Early Irish saga texts have a tendency to switch between past and present at
will, like oral storytelling tends to. Modern translators tend to "correct"
that, rationalising it as a "historic present" and translating it as past,
but I don't think it is at all. I've noticed in Recension 1 of the Táin, for
example, that in the boyhood deeds section the use of present-tense verbs
increases dramatically - the characters are telling stories, and their
stories are written in a very oral style, which I think shows considerable
sophistication on the part of the writer.
As far as verbs are concerned, I'd strongly second the recommendation of
Anthony Green's "Old Irish Verbs and Vocabulary", which gives verb-by-verb
rather than tense-by-tense paradigms for most of the commonest verbs.
Another very useful resource is A. G. Van Hamel's "Compert Con Culainn and
Other Stories", the glossary of which includes inflected forms of a number
of common verbs, which redirect you to the "dictionary" form.
----- Original Message -----
From: "Steven Sams" <[log in to unmask]>
To: <[log in to unmask]>
Sent: Tuesday, March 11, 2008 4:57 PM
Subject: Re: [OLD-IRISH-L] Aided Cheit maic Mágach - 9a
Are most of the stories we've been translated written in a sort of
historical present?
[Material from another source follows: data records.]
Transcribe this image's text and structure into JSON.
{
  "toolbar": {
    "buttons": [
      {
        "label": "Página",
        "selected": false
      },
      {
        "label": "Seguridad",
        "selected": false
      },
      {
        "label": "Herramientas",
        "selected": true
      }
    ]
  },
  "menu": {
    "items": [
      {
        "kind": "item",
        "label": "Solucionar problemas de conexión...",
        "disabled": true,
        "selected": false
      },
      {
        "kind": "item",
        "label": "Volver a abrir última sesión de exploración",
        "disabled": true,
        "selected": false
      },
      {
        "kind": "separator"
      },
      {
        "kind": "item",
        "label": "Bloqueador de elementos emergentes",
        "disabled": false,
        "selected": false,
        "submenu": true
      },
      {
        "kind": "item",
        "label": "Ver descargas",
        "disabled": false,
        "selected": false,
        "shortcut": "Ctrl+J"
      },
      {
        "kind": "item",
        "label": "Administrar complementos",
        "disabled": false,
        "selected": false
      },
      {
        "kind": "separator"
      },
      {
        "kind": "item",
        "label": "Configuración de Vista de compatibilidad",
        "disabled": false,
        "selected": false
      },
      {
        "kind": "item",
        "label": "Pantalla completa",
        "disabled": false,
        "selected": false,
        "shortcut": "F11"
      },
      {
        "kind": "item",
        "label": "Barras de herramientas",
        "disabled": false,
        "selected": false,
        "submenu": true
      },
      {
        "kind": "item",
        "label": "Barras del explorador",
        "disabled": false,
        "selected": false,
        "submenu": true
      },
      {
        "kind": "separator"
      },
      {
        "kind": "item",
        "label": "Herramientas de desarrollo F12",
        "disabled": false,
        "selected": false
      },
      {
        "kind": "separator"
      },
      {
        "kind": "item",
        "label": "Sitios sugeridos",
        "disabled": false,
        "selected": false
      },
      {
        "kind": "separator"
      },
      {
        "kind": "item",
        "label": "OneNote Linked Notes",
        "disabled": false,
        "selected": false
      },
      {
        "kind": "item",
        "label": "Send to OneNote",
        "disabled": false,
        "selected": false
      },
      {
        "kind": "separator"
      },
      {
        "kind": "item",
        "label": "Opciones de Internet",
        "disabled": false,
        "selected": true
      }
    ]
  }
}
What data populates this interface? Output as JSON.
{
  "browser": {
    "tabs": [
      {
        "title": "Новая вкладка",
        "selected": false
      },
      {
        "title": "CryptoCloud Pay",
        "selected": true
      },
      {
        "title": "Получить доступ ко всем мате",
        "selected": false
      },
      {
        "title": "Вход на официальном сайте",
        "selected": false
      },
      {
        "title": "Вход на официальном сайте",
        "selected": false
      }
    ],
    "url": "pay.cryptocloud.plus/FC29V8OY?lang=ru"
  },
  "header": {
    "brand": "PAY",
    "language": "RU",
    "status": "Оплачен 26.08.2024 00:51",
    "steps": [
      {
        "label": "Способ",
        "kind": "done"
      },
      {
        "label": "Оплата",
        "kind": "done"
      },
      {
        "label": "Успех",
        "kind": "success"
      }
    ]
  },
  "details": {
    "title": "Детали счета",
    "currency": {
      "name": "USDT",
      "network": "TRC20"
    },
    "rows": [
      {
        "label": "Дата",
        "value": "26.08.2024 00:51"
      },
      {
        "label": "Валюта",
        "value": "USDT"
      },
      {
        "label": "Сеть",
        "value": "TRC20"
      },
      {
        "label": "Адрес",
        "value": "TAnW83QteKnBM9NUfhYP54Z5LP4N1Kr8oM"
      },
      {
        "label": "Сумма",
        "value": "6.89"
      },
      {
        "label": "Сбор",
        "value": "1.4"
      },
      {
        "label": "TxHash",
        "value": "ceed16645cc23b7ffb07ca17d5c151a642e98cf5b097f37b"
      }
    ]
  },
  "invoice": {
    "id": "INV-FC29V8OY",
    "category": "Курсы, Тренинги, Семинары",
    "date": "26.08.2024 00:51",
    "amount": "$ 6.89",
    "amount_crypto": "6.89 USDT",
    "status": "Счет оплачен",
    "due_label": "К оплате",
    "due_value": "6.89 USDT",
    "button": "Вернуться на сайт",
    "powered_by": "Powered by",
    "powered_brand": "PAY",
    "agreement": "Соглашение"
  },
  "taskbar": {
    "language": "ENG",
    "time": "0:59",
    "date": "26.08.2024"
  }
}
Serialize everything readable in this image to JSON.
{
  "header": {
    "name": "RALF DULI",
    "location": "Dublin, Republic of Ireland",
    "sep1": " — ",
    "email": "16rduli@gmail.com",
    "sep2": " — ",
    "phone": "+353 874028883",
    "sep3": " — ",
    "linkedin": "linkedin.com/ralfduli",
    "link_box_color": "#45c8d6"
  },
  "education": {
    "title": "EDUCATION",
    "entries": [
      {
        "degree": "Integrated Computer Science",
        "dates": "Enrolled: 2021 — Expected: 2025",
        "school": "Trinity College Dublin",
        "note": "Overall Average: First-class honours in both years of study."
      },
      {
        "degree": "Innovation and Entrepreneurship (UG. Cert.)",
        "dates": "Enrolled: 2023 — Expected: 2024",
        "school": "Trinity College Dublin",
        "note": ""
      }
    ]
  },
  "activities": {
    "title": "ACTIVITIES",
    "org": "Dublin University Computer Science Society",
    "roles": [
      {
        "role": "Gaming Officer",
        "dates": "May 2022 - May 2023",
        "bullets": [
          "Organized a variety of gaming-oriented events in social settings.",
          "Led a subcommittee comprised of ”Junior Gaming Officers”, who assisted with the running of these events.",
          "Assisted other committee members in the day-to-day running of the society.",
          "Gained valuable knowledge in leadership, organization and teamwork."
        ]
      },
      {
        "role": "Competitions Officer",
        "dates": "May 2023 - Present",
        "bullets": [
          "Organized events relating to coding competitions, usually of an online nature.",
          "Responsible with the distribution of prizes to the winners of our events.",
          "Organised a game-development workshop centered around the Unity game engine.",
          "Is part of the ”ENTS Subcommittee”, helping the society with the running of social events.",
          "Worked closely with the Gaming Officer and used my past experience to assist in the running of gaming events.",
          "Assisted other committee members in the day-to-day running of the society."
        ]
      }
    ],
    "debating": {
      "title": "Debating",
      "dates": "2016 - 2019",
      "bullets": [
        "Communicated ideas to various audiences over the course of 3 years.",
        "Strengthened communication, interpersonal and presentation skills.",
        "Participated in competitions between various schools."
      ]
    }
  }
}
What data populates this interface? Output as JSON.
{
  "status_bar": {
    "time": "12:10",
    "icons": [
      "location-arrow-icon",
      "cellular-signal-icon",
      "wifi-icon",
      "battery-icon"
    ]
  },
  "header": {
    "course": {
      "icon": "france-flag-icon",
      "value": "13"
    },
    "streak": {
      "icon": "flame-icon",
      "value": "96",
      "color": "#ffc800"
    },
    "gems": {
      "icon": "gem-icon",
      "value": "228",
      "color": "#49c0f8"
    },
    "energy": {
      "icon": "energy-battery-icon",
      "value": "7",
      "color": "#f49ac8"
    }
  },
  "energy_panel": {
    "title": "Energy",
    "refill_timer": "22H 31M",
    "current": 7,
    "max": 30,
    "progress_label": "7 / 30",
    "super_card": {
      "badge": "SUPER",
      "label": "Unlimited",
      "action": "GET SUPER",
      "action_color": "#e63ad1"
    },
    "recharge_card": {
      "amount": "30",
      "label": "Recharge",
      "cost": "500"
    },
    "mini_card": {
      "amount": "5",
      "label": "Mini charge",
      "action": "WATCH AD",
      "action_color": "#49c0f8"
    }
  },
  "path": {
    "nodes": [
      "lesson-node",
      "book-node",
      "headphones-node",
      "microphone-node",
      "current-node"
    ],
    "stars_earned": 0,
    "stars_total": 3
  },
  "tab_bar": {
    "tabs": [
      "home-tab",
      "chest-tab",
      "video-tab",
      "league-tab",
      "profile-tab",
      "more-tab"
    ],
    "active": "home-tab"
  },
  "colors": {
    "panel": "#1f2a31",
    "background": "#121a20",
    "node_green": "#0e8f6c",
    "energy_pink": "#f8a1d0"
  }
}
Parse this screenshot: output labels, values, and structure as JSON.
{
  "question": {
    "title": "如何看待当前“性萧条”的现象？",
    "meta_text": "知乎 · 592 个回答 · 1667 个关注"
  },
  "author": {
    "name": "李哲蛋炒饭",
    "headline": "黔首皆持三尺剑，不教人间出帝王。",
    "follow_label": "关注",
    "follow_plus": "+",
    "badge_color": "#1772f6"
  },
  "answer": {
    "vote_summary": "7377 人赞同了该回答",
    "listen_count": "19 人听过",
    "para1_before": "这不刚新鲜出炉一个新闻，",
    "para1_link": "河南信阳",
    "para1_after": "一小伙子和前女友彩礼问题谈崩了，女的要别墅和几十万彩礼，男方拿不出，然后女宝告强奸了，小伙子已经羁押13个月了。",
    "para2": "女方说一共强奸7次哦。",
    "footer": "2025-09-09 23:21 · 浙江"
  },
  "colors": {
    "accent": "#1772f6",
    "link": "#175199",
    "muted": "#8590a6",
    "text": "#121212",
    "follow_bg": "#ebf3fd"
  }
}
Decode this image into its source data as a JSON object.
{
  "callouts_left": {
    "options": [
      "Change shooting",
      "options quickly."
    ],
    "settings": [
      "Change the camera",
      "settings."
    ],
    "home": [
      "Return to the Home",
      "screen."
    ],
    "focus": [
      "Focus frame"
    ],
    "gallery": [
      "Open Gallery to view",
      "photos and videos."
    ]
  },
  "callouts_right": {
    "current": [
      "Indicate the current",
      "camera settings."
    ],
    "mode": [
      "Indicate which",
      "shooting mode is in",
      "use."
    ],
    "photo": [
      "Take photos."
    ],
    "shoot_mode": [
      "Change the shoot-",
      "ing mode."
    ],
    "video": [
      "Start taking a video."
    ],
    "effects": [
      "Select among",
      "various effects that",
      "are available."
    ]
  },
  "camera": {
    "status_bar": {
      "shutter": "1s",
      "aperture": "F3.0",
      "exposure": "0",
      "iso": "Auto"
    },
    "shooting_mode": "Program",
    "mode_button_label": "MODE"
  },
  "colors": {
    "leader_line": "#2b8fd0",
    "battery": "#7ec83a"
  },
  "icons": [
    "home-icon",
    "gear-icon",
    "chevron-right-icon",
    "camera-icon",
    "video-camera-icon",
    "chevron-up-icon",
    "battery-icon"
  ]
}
If so, then when I am trying to figure out the verbs, is
it a safe bet to be thinking of the present tense to start?